Although the configuration is an important part of the software development it is not the most exciting one. Therefore, a software developer may be inclined to take shortcuts and work with meaningful hardcoded values. Thinktecture.Configuration gives you the means to work with .NET types without thinking too much how to load and parse the values. This saves time, improves the reusability of the components and the software architecture.

Kostenloser
Newsletter

Aktuelle Artikel, Screencasts, Webinare und Interviews unserer Experten für Sie

Verpassen Sie keine Inhalte zu Angular, .NET Core, Blazor, Azure und Kubernetes und melden Sie sich zu unserem kostenlosen monatlichen Dev-Newsletter an.

Diese Artikel könnten Sie interessieren
.NET
Incremental Roslyn Source Generators in .NET 6: Adapt Code Generation Based on Project Dependencies – Part 5

Incremental Roslyn Source Generators in .NET 6: Adapt Code Generation Based on Project Dependencies – Part 5

The Roslyn Source Generator, implemented in the previous articles of the series, emits some C# code without looking at the dependencies of the current .NET (Core) project. In this article our DemoSourceGenerator should implement a JsonConverter, but only if the corresponding library (e.g. Newtonsoft.Json) is referenced by the project.
08.07.2022
Unterschiede
.NET
Blazor WebAssembly vs. Blazor Server – Welche Unterschiede gibt es und wann wähle ich was?

Blazor WebAssembly vs. Blazor Server – Welche Unterschiede gibt es und wann wähle ich was?

Das Blazor Framework von Microsoft gibt es inzwischen in drei "Geschmacksrichtungen". Die erste ist Blazor WebAssembly, die zweite Blazor Server, und zu guter Letzt gibt es noch Blazor Hybrid.
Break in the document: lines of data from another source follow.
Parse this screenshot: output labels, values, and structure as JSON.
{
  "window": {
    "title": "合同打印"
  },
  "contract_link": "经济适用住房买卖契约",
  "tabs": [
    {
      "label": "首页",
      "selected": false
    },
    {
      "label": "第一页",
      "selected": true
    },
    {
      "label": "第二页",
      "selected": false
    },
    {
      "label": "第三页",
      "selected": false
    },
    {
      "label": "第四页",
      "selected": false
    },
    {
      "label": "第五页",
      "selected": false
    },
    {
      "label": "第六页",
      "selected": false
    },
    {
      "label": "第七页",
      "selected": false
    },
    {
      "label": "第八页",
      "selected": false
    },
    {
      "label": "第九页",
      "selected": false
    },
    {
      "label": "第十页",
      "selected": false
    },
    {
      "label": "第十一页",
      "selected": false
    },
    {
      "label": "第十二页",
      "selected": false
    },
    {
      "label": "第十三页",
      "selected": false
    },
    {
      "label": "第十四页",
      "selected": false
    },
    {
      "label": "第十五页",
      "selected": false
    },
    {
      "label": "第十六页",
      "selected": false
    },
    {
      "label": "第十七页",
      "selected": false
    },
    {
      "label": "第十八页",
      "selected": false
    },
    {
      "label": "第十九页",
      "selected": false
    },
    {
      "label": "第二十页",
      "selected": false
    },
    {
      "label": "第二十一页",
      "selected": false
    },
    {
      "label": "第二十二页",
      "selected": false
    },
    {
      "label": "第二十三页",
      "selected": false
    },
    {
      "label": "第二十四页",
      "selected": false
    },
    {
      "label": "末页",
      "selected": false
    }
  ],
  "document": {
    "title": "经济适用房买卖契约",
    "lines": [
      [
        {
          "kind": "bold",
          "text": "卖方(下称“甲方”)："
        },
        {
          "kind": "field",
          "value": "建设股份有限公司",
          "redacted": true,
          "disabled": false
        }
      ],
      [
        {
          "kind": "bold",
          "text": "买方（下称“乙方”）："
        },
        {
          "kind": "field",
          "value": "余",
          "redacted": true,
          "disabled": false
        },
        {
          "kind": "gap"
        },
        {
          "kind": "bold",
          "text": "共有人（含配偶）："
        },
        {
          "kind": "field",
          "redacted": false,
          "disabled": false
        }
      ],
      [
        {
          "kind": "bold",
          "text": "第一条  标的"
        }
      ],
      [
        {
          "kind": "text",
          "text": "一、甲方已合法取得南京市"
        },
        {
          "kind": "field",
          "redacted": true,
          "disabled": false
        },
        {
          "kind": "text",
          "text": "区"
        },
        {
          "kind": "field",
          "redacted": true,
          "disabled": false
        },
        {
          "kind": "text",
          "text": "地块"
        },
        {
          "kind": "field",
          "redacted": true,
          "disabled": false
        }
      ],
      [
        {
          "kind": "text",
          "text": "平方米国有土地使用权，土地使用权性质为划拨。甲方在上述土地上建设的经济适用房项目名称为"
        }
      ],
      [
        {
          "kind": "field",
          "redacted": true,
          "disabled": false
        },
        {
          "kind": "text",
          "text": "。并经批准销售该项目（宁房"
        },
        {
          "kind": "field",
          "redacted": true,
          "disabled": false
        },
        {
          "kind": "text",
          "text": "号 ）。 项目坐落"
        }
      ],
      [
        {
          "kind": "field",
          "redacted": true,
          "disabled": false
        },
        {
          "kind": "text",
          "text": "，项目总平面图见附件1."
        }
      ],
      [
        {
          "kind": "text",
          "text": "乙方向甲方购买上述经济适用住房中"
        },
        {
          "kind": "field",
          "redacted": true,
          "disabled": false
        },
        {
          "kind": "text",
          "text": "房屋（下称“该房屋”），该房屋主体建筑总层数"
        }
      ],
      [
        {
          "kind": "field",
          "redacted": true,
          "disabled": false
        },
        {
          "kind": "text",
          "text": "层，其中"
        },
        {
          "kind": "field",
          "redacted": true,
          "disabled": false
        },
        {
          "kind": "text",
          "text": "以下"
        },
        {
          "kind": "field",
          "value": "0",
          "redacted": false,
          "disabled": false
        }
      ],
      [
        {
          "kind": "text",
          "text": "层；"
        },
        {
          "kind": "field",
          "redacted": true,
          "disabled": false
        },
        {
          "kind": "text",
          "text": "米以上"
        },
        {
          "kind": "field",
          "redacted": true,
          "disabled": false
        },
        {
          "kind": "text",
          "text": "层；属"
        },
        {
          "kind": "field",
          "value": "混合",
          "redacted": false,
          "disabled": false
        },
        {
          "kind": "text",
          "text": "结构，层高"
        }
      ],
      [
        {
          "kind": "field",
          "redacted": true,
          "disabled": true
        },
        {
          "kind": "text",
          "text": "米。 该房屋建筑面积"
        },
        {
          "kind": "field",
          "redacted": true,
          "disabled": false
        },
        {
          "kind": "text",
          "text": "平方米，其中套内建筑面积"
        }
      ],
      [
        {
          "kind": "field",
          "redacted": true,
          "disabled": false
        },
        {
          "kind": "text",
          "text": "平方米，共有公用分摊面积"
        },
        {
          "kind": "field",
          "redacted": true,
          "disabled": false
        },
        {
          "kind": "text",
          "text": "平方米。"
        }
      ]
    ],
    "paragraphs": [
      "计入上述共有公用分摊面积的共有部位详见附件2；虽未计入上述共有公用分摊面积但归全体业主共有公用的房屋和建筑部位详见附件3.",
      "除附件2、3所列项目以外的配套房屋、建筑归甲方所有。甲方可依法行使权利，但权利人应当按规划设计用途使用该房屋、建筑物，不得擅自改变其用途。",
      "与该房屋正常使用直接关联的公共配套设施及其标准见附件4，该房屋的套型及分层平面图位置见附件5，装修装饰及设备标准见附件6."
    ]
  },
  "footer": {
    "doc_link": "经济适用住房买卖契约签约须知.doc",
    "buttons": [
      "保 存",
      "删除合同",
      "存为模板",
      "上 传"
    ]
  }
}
In diesem Artikel wollen wir uns die zwei "echten", also Browser-basierten, Web-Anwendungs-Szenarien WebAssembly und Server anschauen.
04.07.2022
Three different textured walls
.NET
Dependency Injection Scopes in Blazor
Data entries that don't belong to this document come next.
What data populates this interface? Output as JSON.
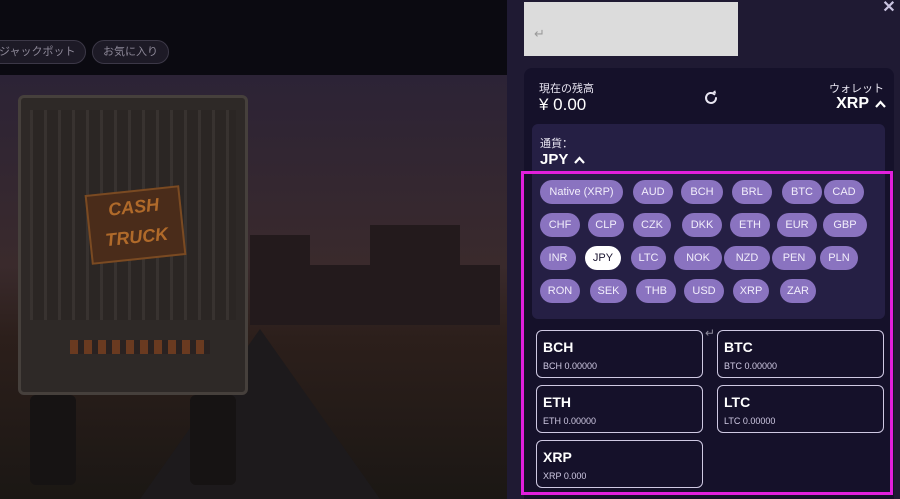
{
  "background": {
    "tags": [
      "ジャックポット",
      "お気に入り"
    ],
    "truck_logo": "CASH TRUCK"
  },
  "banner": {
    "glyph": "↵"
  },
  "balance": {
    "label": "現在の残高",
    "value": "¥ 0.00"
  },
  "wallet": {
    "label": "ウォレット",
    "value": "XRP"
  },
  "currency": {
    "label": "通貨：",
    "value": "JPY"
  },
  "currency_chips": [
    [
      "Native (XRP)",
      "AUD",
      "BCH",
      "BRL",
      "BTC",
      "CAD"
    ],
    [
      "CHF",
      "CLP",
      "CZK",
      "DKK",
      "ETH",
      "EUR",
      "GBP"
    ],
    [
      "INR",
      "JPY",
      "LTC",
      "NOK",
      "NZD",
      "PEN",
      "PLN"
    ],
    [
      "RON",
      "SEK",
      "THB",
      "USD",
      "XRP",
      "ZAR"
    ]
  ],
  "selected_currency": "JPY",
  "coins": [
    {
      "name": "BCH",
      "balance": "BCH 0.00000"
    },
    {
      "name": "BTC",
      "balance": "BTC 0.00000"
    },
    {
      "name": "ETH",
      "balance": "ETH 0.00000"
    },
    {
      "name": "LTC",
      "balance": "LTC 0.00000"
    },
    {
      "name": "XRP",
      "balance": "XRP 0.000"
    }
  ],
  "close_label": "✕",
  "colors": {
    "accent": "#8a73c0",
    "highlight": "#e11fdc",
    "panel": "#1f1a33",
    "card": "#15112a"
  }
}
Dependency Injection Scopes in Blazor

The dependency injection system is a big part of how modern ASP.NET Core works internally: It provides a flexible solution for developers to structure their projects, decouple their dependencies, and control the lifetimes of the components within an application. In Blazor - a new part of ASP.NET Core - however, the DI system feels a bit odd, and things seem to work a bit differently than expected. This article will explain why this is not only a feeling but indeed the case in the first place and how to handle the differences in order to not run into problems later on.
31.05.2022
.NET
Asynchrone Operationen: Blazor WebAssembly für Angular-Entwickler – Teil 5 [Screencast]

Asynchrone Operationen: Blazor WebAssembly für Angular-Entwickler – Teil 5 [Screencast]
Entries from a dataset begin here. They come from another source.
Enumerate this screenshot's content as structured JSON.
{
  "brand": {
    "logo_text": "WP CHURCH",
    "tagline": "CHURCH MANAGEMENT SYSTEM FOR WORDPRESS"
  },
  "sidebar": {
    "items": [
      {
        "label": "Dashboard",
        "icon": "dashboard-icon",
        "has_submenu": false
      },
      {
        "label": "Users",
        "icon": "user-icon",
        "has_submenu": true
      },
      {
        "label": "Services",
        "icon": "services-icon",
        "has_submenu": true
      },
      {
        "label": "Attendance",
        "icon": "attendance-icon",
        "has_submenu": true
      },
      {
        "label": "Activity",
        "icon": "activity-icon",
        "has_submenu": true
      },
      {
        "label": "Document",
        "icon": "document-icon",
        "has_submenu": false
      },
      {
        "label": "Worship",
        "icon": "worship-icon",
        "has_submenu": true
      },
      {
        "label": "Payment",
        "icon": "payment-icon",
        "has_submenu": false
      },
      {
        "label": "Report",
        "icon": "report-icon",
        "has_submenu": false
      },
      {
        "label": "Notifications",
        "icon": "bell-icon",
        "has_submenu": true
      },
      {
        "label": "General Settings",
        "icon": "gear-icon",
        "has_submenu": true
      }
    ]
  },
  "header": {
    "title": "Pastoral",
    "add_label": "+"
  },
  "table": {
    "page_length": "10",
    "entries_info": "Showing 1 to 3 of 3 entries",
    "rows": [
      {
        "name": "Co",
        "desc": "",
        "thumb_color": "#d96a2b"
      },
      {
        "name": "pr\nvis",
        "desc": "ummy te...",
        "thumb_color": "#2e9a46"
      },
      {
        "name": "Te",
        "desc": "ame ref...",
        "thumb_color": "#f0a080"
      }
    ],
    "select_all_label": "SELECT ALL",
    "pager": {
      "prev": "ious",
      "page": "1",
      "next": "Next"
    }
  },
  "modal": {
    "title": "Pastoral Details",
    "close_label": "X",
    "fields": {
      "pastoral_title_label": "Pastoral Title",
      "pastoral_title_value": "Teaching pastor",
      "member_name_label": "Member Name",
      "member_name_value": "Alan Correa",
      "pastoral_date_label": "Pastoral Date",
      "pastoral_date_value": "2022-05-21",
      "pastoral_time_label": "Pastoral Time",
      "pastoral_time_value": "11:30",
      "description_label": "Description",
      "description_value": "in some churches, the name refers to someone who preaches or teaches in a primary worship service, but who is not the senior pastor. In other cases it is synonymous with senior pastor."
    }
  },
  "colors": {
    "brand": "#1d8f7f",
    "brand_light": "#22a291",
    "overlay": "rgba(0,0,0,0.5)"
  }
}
Eine Webanwendung will natürlich auch mit Daten gefüttert werden. Doch diese müssen irgendwo her kommen. Nichts liegt näher als diese von einer Web API zu laden. Dieser Screencast zeigt, wie asynchrone Operationen in Blazor funktionieren und welche gravierenden Unterschiede es zu Angular gibt.
26.05.2022
.NET
Typings: Blazor WebAssembly für Angular-Entwickler – Teil 4 [Screencast]

Typings: Blazor WebAssembly für Angular-Entwickler – Teil 4 [Screencast]

C# und TypeScript entstammen der Feder der selben Person. Doch sind sie deshalb auch gleich? In diesem Teil der Screencast-Serie erfahren Sie, wie mit Typen in den beiden Programmiersprachen verfahren wird und welche Unterschiede es gibt.
19.05.2022
.NET
Bindings: Blazor WebAssembly für Angular-Entwickler – Teil 3 [Screencast]

Bindings: Blazor WebAssembly für Angular-Entwickler – Teil 3 [Screencast]

Wer Komponenten einsetzt, steht früher oder später vor der Fragestellung, wie man Daten an die Komponente übergibt oder auf Ereignisse einer Komponente reagiert. In diesem Screencast wird gezeigt wie Bindings bei Komponenten funktionieren, also wie eine Komponente Daten von außerhalb benutzen und Rückmeldung bei Aktionen geben kann.
12.05.2022